Supplied material:
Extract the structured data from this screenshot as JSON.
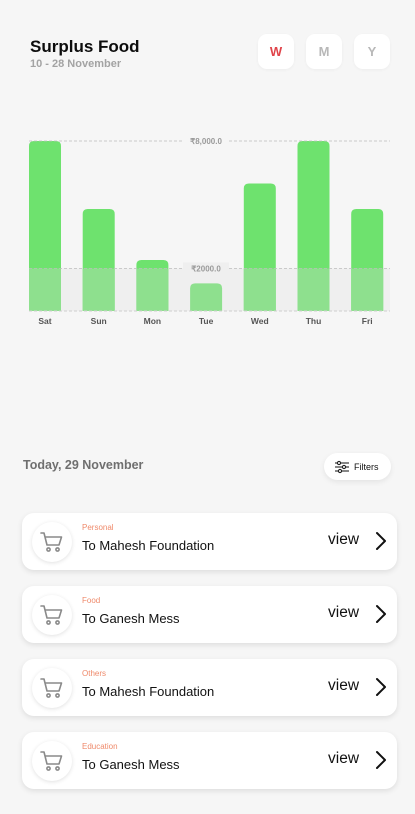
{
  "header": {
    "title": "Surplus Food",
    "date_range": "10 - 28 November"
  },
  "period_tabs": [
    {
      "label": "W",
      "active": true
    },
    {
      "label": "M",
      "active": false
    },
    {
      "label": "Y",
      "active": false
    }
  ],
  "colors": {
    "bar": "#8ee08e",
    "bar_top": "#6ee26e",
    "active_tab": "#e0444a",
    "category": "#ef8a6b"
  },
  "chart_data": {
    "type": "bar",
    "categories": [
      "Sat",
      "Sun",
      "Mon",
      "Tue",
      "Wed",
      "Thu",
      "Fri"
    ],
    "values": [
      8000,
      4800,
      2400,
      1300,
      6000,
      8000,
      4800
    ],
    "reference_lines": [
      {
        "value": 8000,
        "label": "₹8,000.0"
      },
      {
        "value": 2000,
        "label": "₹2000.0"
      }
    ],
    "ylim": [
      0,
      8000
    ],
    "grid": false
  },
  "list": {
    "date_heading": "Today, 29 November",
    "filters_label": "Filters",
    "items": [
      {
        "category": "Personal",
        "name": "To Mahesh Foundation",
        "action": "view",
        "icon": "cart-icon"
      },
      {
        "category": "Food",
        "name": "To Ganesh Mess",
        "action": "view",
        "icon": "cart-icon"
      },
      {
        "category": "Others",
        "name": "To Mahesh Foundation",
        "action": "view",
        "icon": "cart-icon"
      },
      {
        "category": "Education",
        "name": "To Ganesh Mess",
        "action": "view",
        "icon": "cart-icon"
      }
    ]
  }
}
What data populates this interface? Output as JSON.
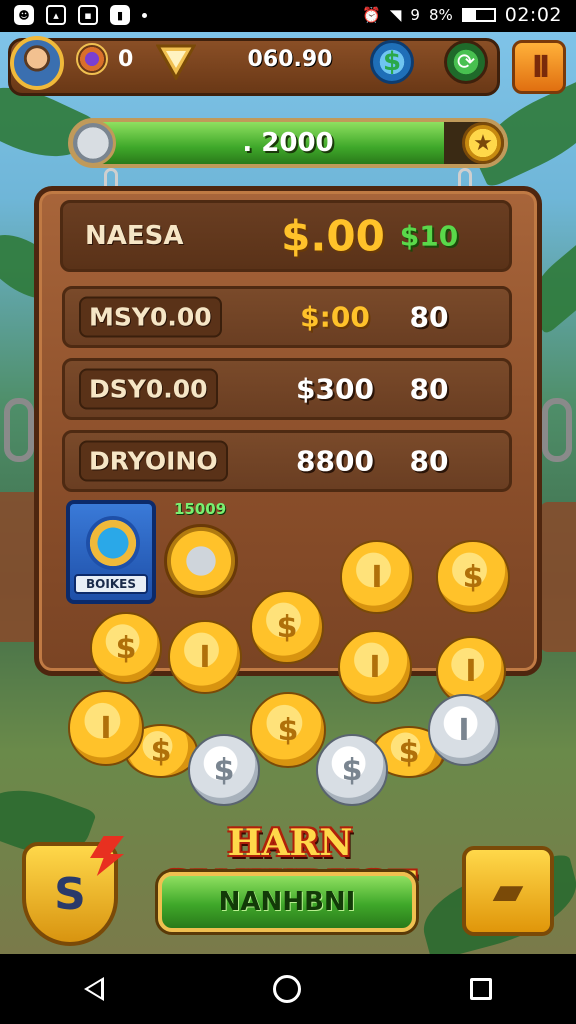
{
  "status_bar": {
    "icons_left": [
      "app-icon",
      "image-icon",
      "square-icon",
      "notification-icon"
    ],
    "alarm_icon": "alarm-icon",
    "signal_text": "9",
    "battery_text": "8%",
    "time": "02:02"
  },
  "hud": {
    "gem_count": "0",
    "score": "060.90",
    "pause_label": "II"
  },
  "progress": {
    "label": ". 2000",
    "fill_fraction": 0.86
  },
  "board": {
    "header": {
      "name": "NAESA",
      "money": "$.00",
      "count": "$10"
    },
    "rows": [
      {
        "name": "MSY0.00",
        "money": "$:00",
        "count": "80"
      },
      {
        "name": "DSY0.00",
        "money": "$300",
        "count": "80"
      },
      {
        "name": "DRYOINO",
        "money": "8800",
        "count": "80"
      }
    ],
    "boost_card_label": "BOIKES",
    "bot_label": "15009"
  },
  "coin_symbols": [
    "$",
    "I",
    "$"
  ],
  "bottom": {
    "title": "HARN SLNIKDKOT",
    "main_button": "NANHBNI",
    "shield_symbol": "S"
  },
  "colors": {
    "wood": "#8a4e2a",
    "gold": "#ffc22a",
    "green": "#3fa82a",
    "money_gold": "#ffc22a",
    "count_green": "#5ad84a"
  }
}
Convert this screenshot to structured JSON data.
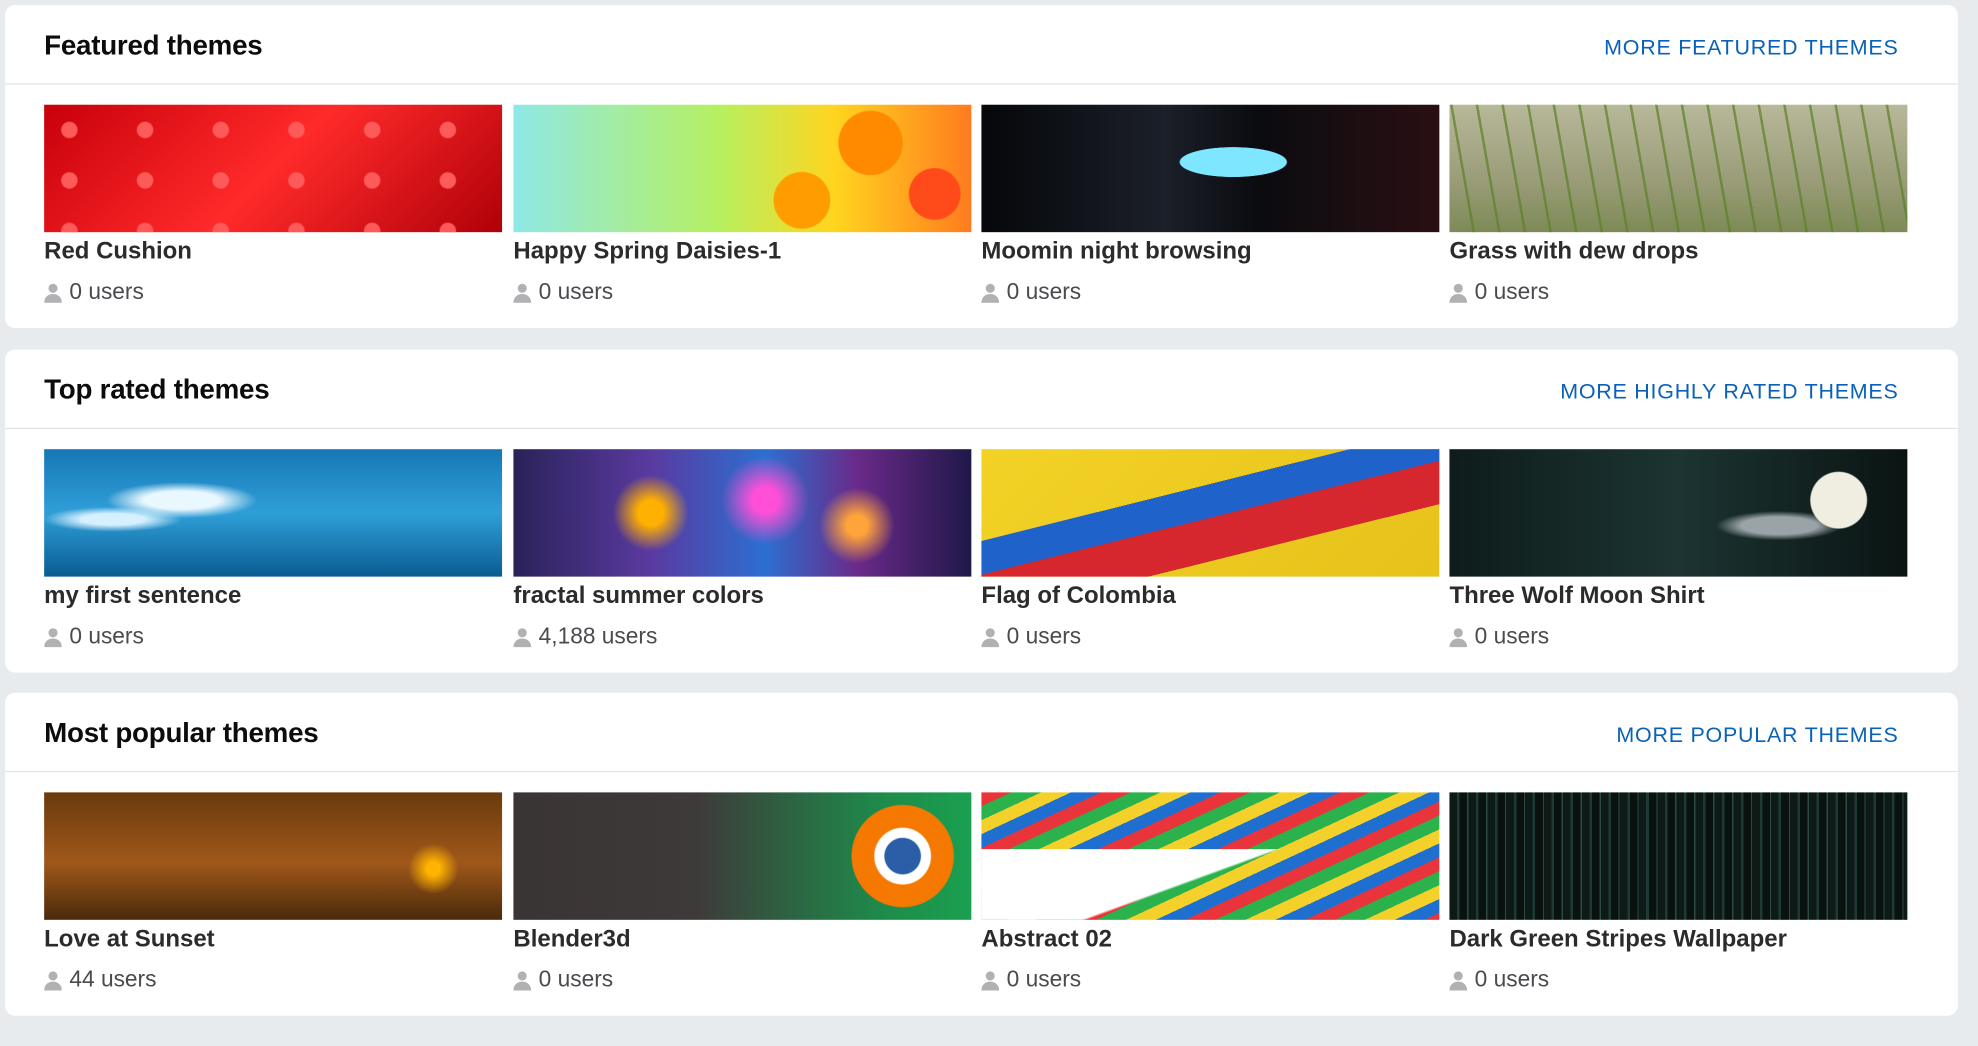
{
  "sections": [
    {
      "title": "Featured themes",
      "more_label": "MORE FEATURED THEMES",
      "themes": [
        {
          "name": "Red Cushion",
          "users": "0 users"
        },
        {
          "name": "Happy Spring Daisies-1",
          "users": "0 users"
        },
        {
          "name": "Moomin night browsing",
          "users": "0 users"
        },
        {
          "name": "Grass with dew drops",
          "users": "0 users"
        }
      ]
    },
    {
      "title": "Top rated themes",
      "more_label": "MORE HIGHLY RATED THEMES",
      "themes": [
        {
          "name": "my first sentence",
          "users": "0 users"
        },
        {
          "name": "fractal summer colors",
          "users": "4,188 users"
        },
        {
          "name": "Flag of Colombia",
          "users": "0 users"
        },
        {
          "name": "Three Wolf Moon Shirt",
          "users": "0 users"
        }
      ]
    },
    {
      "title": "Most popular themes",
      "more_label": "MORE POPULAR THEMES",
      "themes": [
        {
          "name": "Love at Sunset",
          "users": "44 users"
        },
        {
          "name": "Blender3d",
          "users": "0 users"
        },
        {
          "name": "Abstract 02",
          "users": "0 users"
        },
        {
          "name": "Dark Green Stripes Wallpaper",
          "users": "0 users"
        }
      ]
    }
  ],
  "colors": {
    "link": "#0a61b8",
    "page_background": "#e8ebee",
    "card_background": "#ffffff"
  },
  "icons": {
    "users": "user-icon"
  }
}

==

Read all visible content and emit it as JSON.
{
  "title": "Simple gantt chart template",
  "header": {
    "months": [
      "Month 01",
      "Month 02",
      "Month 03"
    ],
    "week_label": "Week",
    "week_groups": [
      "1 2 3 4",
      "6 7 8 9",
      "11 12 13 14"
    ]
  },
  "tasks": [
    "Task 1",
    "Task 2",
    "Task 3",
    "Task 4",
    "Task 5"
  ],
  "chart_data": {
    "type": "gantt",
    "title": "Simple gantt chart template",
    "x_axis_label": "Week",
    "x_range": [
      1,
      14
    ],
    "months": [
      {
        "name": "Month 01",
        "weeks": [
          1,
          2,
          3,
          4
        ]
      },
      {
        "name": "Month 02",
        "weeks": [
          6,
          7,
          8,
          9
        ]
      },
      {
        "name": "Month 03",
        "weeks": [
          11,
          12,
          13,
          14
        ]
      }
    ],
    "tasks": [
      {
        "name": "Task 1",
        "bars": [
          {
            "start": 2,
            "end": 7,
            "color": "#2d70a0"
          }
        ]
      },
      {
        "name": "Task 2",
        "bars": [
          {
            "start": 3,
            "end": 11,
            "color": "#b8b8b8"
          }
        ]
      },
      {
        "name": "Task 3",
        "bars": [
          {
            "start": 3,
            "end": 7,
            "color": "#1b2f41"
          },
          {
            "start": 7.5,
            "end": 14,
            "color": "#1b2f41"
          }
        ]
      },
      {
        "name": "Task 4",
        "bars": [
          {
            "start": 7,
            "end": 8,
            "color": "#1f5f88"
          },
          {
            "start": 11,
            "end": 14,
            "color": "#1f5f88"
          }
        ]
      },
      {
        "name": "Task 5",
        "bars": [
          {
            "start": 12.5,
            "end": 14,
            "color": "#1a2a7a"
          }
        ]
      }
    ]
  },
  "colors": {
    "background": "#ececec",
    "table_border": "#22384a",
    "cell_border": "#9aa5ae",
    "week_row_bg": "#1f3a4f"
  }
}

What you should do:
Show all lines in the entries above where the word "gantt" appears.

Written reply:
  "title": "Simple gantt chart template",
    "type": "gantt",
    "title": "Simple gantt chart template",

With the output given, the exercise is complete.